  7. No prior history of treatment with rituximab, any chemotherapeutic agent, or total lymphoid irradiation. No treatment in the past six months with natalizumab, fingolimod, or fumarate. If patient has received glatiramer acetate, they have not been exposed to more than three months of treatment. No treatment with other unapproved therapies for MS.
  8. No use of interferon beta or glatiramer acetate therapy for one month prior to screening
  9. No use of more than 1,000 IU vitamin D3 daily in the three months prior to screening
  10. No condition that would limit the likelihood of completing the MRI procedures
  11. No use of thiazide diuretics, digoxin, diltiazem, verapamil, cimetidine, heparin, low-molecular weight heparin, phenytoin, phenobarbital, carbamazepine, routine corticosteroids (eg scheduled monthly steroids, daily, etc), rifampin, or cholestyramine.
  12. No steroids within a month of screening.
  13. Not suicidal at screening visit (ineligible if answers "yes" to question 1 of screening Columbia Suicide Severity Rating Scale (C-SSRS) in PAST 2 MONTHS; or answers "yes" to questions 2-5 on C-SSRS for PAST 6 MONTHS; or answers "yes" to suicidal attempts or preparatory attempts in PAST 5 YEARS , http://www.fda.gov/downloads/Drugs/GuidanceComplianceRegulatoryInformation/Guidances/UCM225130.pdf).
  14. Serum calcium >0.2 mg/dL above upper limit of normal.
Both
18 Years to 50 Years
No
Contact: Ellen M Mowry, MD, MCR vitamindtrialms@jhmi.edu
Contact: Sandra D Cassard, ScD vitamindtrialms@jhmi.edu
United States
 
NCT01490502
NMSS 4407A2/1
Yes
Ellen M. Mowry, Johns Hopkins University
Johns Hopkins University
  • Oregon Health and Science University
  • University of California, San Francisco
  • Washington University School of Medicine
  • Mount Sinai School of Medicine
  • University of Pennsylvania
  • Yale University
  • The Cleveland Clinic
  • University of Rochester
  • Stanford University
  • University of Virginia
  • Swedish Medical Center
  • Anne Arundel Medical Center
  • SUNY Stony Brook
  • Columbia University
Principal Investigator: Ellen M Mowry, MD, MCR Johns Hopkins University
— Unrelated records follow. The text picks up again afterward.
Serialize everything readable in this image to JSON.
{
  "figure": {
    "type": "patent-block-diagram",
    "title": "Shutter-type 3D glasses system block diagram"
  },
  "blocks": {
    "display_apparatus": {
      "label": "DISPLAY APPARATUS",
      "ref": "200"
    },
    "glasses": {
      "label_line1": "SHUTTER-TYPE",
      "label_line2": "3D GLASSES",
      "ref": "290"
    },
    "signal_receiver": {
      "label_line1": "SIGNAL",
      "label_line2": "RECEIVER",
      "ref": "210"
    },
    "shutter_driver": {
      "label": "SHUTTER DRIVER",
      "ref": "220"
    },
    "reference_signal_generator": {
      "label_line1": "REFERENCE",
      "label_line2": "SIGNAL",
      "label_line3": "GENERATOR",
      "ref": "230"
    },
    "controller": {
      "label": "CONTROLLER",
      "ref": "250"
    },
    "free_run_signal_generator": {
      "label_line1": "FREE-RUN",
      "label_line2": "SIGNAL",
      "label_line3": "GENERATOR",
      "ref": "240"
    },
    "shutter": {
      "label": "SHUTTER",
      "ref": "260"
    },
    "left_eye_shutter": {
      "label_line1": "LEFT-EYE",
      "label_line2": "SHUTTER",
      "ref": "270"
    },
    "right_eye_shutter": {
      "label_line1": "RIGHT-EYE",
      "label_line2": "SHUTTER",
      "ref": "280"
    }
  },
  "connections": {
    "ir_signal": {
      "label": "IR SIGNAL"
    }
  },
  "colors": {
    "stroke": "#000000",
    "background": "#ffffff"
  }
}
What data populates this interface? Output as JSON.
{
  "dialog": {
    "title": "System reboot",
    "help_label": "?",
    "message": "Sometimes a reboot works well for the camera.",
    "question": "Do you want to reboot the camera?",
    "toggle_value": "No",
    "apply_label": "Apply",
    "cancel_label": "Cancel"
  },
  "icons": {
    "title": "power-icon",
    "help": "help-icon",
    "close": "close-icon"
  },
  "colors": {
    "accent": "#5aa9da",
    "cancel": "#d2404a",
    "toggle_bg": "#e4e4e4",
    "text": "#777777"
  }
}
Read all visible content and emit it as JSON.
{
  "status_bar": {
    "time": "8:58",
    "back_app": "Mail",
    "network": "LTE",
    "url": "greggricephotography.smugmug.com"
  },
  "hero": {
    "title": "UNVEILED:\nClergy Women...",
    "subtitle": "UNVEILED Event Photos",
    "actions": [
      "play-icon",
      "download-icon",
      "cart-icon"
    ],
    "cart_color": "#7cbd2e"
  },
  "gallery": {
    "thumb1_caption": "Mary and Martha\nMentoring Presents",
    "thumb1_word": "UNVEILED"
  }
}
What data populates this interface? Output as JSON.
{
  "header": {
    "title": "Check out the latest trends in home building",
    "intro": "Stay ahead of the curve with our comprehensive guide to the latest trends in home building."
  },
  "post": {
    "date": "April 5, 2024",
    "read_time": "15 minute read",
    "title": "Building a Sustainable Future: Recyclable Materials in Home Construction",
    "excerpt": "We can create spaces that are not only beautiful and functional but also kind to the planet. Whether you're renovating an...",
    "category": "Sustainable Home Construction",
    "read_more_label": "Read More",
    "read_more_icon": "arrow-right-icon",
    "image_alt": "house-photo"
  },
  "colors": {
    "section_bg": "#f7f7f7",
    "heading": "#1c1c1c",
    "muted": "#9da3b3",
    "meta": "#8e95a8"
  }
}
Johns Hopkins University
March 2014

ICMJE     Data element required by the International Committee of Medical Journal Editors and the World Health Organization ICTRP